As these ideas become emotionally true, they take on the power to change you.

The Greeks had a word, metanoia, that refers to a transformation of the heart. We tend to think of transformations as happening only in the mind. But as the proverb goes, “As a man thinketh in his heart, so is he.” Once the essence of Essentialism enters our hearts, the way of the Essentialist becomes who we are. We become a different, better version of ourselves.

Once you become an Essentialist, you will find that you aren’t like everybody else. When other people are saying yes, you will find yourself saying no. When other people are doing, you will find yourself thinking. When other people are speaking, you will find yourself listening. When other people are in the spotlight, vying for attention, you will find yourself waiting on the sidelines until it is time to shine.

While other people are padding their résumés and building out their LinkedIn profiles, you will be building a career of meaning. While other people are complaining (read: bragging) about how busy they are, you will just be smiling sympathetically, unable to relate.

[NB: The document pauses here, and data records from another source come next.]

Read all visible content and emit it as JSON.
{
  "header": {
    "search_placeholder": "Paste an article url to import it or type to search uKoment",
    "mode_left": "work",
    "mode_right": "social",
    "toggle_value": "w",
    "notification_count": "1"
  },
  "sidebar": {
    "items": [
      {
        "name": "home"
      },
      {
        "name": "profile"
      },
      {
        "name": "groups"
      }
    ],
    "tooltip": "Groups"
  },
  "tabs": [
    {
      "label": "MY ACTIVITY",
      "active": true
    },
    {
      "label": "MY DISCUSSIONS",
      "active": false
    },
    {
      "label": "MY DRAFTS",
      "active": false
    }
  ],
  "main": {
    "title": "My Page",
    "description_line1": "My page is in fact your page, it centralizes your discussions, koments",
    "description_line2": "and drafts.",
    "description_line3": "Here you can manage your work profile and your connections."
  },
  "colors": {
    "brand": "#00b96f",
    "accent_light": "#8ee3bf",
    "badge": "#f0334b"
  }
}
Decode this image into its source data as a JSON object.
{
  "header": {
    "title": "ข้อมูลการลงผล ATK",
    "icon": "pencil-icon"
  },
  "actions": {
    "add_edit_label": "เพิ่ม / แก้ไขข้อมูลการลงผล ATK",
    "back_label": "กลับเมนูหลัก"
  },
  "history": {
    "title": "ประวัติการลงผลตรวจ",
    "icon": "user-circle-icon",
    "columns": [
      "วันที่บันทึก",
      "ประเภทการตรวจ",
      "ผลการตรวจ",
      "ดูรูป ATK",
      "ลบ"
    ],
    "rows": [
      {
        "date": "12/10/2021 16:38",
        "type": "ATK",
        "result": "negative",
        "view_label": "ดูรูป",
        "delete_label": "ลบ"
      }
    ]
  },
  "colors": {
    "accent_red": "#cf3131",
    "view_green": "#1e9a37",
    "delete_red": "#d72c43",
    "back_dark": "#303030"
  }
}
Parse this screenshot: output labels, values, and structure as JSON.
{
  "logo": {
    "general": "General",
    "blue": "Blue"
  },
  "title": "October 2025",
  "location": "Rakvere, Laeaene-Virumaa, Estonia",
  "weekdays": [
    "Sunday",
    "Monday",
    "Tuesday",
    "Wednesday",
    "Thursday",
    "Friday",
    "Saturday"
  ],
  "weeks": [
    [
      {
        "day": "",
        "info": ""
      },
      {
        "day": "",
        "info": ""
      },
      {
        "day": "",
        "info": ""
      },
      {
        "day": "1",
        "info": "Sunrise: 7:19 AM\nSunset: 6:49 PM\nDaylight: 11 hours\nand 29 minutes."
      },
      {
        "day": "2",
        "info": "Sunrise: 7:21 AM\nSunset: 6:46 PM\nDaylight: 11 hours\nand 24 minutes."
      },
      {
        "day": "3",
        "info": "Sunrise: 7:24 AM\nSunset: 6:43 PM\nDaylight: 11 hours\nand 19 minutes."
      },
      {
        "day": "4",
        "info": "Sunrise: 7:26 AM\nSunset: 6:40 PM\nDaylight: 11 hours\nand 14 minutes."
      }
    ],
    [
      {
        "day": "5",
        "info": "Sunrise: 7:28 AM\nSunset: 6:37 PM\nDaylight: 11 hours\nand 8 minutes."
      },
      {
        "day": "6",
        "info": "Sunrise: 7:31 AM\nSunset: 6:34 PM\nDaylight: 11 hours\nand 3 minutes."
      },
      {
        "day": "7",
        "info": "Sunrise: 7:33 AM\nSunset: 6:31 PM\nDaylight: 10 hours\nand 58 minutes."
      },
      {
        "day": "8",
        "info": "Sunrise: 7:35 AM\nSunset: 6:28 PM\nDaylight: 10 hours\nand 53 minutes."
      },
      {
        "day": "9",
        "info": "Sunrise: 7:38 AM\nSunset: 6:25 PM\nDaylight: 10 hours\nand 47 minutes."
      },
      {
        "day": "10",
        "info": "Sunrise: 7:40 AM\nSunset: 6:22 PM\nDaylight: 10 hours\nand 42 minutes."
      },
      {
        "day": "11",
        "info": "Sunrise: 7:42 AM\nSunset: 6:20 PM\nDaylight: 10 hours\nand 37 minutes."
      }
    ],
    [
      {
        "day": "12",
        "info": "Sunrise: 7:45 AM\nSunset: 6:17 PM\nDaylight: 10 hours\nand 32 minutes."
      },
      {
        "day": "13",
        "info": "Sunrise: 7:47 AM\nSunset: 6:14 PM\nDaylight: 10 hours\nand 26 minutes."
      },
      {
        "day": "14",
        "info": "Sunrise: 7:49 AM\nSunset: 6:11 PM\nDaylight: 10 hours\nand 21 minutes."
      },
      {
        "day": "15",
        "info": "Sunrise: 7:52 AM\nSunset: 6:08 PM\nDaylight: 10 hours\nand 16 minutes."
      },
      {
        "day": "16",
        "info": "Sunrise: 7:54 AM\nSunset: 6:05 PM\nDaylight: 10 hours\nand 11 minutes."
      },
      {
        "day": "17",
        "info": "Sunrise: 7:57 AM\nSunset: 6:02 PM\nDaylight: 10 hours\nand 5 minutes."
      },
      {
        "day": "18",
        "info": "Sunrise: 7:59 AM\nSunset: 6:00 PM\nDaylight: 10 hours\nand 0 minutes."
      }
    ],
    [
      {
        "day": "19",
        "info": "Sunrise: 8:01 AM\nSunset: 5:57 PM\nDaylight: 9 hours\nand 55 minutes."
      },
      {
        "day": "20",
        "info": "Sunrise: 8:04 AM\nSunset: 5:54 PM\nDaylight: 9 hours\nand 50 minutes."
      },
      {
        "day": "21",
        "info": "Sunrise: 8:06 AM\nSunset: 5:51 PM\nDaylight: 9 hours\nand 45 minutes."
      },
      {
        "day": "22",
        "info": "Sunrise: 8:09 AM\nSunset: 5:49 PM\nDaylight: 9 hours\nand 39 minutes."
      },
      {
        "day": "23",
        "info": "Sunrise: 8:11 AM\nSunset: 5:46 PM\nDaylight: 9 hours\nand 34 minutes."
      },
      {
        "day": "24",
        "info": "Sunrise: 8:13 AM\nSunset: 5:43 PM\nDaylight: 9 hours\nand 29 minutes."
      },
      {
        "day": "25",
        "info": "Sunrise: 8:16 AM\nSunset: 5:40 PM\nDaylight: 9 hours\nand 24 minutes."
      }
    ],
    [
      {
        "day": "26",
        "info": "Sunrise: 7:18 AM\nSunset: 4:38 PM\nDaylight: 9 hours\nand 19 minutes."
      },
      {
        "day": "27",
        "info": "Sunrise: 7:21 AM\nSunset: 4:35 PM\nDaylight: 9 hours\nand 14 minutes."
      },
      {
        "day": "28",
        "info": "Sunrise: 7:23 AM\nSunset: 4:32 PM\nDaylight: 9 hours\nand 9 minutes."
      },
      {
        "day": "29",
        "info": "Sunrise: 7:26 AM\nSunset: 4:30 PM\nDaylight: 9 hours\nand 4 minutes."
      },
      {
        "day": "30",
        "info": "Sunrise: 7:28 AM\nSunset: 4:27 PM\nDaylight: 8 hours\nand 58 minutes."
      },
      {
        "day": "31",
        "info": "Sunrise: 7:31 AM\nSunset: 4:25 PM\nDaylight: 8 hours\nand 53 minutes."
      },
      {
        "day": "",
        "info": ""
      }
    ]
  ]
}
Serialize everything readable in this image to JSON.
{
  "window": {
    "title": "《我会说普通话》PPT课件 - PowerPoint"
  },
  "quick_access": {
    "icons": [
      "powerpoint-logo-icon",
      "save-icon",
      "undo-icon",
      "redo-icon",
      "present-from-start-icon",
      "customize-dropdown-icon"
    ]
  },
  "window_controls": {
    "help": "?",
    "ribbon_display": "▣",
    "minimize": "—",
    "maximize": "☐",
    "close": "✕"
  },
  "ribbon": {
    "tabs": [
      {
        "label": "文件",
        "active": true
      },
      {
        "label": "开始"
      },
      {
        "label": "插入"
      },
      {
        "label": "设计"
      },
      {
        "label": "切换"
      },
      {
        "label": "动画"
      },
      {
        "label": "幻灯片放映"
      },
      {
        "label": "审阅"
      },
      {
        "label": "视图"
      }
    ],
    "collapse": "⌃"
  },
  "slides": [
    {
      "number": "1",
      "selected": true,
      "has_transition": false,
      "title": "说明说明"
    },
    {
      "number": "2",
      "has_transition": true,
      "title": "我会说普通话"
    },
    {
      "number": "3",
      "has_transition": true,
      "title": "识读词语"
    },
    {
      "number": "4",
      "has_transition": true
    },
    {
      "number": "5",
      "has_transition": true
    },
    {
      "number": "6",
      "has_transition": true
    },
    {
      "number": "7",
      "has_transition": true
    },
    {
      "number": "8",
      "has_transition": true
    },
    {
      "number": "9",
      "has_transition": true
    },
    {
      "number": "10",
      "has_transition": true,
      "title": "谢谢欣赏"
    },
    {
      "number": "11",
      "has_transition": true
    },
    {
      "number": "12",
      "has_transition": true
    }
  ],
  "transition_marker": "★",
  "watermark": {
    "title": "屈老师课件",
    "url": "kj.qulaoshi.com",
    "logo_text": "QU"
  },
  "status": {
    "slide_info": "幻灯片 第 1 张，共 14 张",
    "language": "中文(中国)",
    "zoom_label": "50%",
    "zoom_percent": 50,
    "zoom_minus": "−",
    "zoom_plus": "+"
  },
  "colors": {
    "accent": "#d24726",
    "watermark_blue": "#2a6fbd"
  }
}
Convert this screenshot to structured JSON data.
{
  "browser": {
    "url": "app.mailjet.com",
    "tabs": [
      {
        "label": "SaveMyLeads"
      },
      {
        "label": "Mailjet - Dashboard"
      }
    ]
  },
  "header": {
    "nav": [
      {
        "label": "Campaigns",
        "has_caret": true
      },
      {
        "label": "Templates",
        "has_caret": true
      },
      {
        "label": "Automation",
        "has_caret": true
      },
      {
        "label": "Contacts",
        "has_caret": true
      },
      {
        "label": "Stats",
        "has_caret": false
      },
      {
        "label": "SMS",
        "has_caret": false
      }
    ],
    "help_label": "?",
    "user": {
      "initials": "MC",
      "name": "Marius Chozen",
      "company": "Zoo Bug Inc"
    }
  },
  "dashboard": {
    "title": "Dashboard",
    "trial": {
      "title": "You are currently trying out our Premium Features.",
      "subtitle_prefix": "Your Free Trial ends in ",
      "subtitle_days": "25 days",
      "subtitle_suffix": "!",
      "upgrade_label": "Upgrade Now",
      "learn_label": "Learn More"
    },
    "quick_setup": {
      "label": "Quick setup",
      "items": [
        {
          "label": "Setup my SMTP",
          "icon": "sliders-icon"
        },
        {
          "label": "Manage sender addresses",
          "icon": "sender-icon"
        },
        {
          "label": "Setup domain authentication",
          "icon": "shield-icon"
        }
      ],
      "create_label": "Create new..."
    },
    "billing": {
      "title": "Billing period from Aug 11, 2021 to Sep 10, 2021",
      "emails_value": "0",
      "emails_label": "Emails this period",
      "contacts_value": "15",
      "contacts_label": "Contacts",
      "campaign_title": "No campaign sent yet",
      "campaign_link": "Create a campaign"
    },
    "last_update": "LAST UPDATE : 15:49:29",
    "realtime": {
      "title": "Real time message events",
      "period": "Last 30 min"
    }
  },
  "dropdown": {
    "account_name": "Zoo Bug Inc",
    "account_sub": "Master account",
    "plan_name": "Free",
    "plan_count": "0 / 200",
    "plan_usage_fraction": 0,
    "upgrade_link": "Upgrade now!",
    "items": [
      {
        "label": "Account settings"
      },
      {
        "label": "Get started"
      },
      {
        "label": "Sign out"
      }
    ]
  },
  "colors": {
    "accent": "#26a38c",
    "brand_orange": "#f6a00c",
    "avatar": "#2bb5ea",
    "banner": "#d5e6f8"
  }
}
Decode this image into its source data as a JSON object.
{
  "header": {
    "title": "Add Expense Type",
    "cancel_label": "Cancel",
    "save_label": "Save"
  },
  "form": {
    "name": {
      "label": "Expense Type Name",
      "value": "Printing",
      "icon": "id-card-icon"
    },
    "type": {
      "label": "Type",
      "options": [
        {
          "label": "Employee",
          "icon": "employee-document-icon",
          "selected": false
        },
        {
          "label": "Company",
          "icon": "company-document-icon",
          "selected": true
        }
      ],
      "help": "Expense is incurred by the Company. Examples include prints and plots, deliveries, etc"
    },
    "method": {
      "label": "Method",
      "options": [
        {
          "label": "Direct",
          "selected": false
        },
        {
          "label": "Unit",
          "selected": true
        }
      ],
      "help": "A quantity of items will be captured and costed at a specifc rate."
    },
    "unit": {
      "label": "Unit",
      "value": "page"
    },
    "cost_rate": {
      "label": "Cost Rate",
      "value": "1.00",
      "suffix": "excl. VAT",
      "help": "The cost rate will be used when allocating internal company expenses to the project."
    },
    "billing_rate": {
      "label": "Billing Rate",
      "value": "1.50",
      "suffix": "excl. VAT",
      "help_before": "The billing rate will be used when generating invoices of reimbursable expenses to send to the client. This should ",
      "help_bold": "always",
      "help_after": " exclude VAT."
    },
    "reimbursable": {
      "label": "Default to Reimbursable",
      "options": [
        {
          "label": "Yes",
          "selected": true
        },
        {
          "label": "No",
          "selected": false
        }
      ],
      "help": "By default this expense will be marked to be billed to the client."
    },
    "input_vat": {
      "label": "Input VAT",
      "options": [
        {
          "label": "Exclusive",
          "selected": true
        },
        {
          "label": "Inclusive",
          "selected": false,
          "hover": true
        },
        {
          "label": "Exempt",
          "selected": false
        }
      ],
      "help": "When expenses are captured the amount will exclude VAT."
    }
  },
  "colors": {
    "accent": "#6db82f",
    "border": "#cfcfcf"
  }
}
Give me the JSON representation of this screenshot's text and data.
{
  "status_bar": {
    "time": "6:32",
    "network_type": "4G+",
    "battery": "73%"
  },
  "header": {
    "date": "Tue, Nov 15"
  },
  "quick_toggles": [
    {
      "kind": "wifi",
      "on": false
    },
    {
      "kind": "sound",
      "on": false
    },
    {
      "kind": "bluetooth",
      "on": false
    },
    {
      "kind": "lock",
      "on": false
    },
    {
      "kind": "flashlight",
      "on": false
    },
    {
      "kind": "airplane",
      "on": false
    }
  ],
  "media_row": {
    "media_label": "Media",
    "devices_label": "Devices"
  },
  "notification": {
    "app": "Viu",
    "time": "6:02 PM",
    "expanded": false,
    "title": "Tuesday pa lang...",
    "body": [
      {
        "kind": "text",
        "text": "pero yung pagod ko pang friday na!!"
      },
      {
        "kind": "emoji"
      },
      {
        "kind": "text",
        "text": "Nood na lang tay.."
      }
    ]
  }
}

While other people are living a life of stress and chaos, you will be living a life of impact and fulfillment.

In many ways, to live as an Essentialist in our too-many-things-all-the-time society is an act of quiet revolution.

Living fully as an Essentialist isn’t always easy. In many ways, I still struggle with it myself. I still instinctively want to please people when they ask me to do something, even something I know is Nonessential. When presented with opportunities—especially good opportunities—I still fall into thinking, “I can do both” when I really can’t. I still fight the urge to impulsively check my phone; on my worst days I have wondered if my tombstone will read, “He checked e-mail.” I’ll be the first to admit, the transition doesn’t happen overnight.

Still, over time I have found it gets easier and easier. Saying no feels less uncomfortable. Decisions get much clearer. Eliminating the Nonessentials becomes more natural and instinctive. I feel greater control of my choices, to the point that my life is different. If you open your heart and mind to embrace Essentialism fully, these things will become true for you as well.

Today Essentialism is not just something I do. An Essentialist is something I am steadily becoming. At first it was a few deliberate choices, then it grew into a lifestyle, and then it changed me, at my very core. I continue to discover almost daily that I can do less and less—in order to contribute more.

What being an Essentialist means to me is best illustrated by the little moments. It means:

  • Choosing to wrestle with my children on the trampoline instead of going to a networking event.
  • Choosing to say no to international client work for the last year in order to write.
  • Choosing to set aside a day each week where I don’t check any social media so I can be fully present at home.
  • Choosing to spend eight months getting up at 5:00 a.m. every morning and writing till 1:00 p.m. in order to finish this book.
  • Choosing to push back a work deadline in order to go camping with my children.
  • Choosing not to watch any television or movies when I travel for business so there is time to think and rest.
  • Choosing to regularly spend a whole day on that day’s priority, even if it means doing nothing else on my to-do list.
  • Choosing to put the novel I am reading on hold because it is not the priority today.
  • Choosing to keep a journal almost every day for the last ten years.
  • Choosing to say no to a speaking opportunity in order to have a date night with Anna.
  • Choosing to exchange time on Facebook for a regular call with my ninety-three-year-old grandfather.
  • Choosing to turn down a recent offer to be a lecturer at Stanford since I knew it meant time away from spreading the message of Essentialism through my lectures, and being with family.

The list goes on, but the point I want to make here is that focusing on the essentials is a choice. It is your choice. That in itself is incredibly liberating.

Years ago, after I had quit law school, I was deciding what to do next in my career. With Anna as my sounding board, I explored dozens, perhaps hundreds, of different ideas. Then one day we were driving home and I said, “What if I went to Stanford for my graduate work?” There had been a lot of “What if?” questions like that. Usually the ideas just didn’t stick. But this time I felt a sense of immediate clarity: in that instant, I just knew, even as the words escaped my lips, that this was the essential path for me.

What made me so sure I was on the right path was how the clarity disappeared when I even thought of applying elsewhere. Several times I started the application process for other programs but always stopped after a few minutes. It just didn’t feel right. So I concentrated my efforts only on that single application.

As I waited to hear back from the university, many other opportunities, some quite tempting, presented themselves. I said no to all of them. But despite the uncertainty of not yet knowing whether I had been accepted, I didn’t feel anxious or nervous. Instead, I felt calm, focused, and in control.

I applied only to Stanford—both times. When I finally received my offer the second time around, it couldn’t have been more clear to me that this was the most vital thing for me to be doing. It was the right path at the right time. It was the quiet, personal confirmation of the way of the Essentialist.

Had I not chosen the path of the Essentialist, I might never have pursued the “Stanford or bust” strategy. I might never have written for Harvard Business Review. And I most certainly would never have written the words that you are now reading, absorbing, and hopefully thinking hard about how to integrate into your own life.

Becoming an Essentialist is a long process, but the benefits are endless.